Skip to Content
Claims Management

3 Ways to Make Your Claims Review Meetings More Meaningful

Strategizing claims review meetings can be difficult, with a considerable amount of collaborators to include and claims to prioritize. We review a few best practices to get the most out of your next meeting.

February 26, 2024

Claims review meetings are critical in identifying high-cost claims, streamlining claims processes, establishing proactive risk assessments, and potentially resolving claims faster. Efforts to meet these goals, though, require a certain level of collaboration from all stakeholders, including claims adjusters, employers, carriers, and, when necessary, legal counsel.

“For the results of a claims review meeting to reach reasonable expectations, the goal should be to assess high-risk claims, work through questions and details, and leave with an action plan,” said Tanya Parker, Assistant Vice President – Client Engagement at Safety National. “There should not be any surprises during these meetings unless there have been very recent changes. Otherwise, these occurrences may be indicative of a larger problem.”

These tips may offer a better approach to make your next meeting more successful.

1. Set guidelines to determine which claims will be reviewed.

Many file reviews are set at a dollar threshold for determining priority, but some of those claims may be more straightforward and not necessarily need a review. Setting cost parameters could deprive other claims of attention, like those where reserves have not been met, garnering questions and creating a potential to explode in cost. A more deliberate approach may include reviewing claims that are open longer than a year or focusing solely on litigated claims.

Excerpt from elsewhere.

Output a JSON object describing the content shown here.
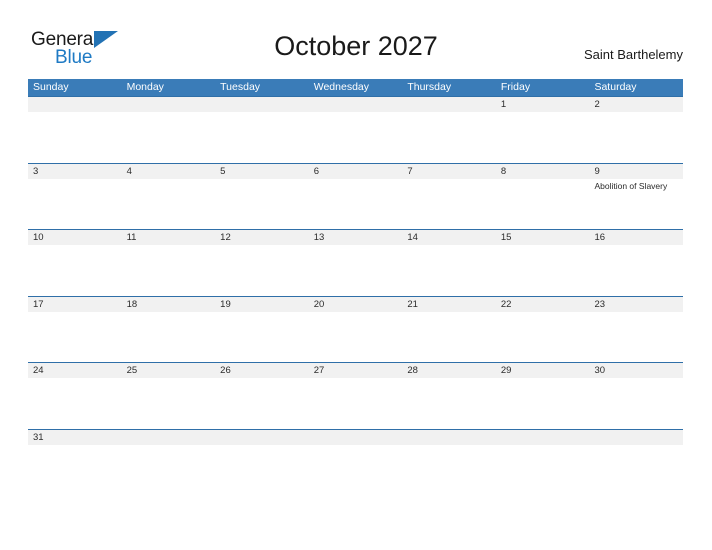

Setting distinct guidelines helps TPAs narrow the list to those claims needing attention. Furthermore, if TPAs can provide this list to all stakeholders 30-40 days prior to a claims review, it may help eliminate claims in good standing, allowing more time to review high-priority claims.

2. Be prepared with a schedule for all stakeholders.

Before the claims review meeting, a TPA pre-file review may be beneficial, ensuring all status reports are organized, accurate, and up to date, including adequate and appropriate reserves. Additionally, supervisors should prepare to be included in review meetings, especially when an adjuster is new to an account, company, or file.

To best use the meeting time, each file should have a set time limit to ensure all files are discussed. Communicating this schedule in advance allows all stakeholders to contact additional parties and collaborate. For example, an organization may want to invite HR managers who oversee specific locations, allowing a TPA to coordinate adjuster scheduling for those particular claims. Assigning time limits prevents every adjuster from attending the entirety of a lengthy review meeting.

3. Leave with an action plan.

Typically, a TPA will keep a detailed meeting summary covering action plans to discuss during the next meeting. For timely actions to be taken by the TPA, they must be trackable. Many TPAs still issue status reports, but these can be time-consuming and detract attention from the day-to-day responsibilities of adjusters. Sharing accessible reports via spreadsheets can serve as a point of reference for each concurrent file review.

Provided that all stakeholders are assigned specific responsibilities with designated timelines for completion, the next meeting should set itself up for success, allowing an emphasis on difficult claims resolutions. If previous meetings have not involved your carrier, consider including them. They can provide additional knowledge and experience, even on claims that are not necessarily near their coverage layer. Their expertise can also identify patterns they might have seen with previous clients, offering a collaborative approach to resolving complex claims.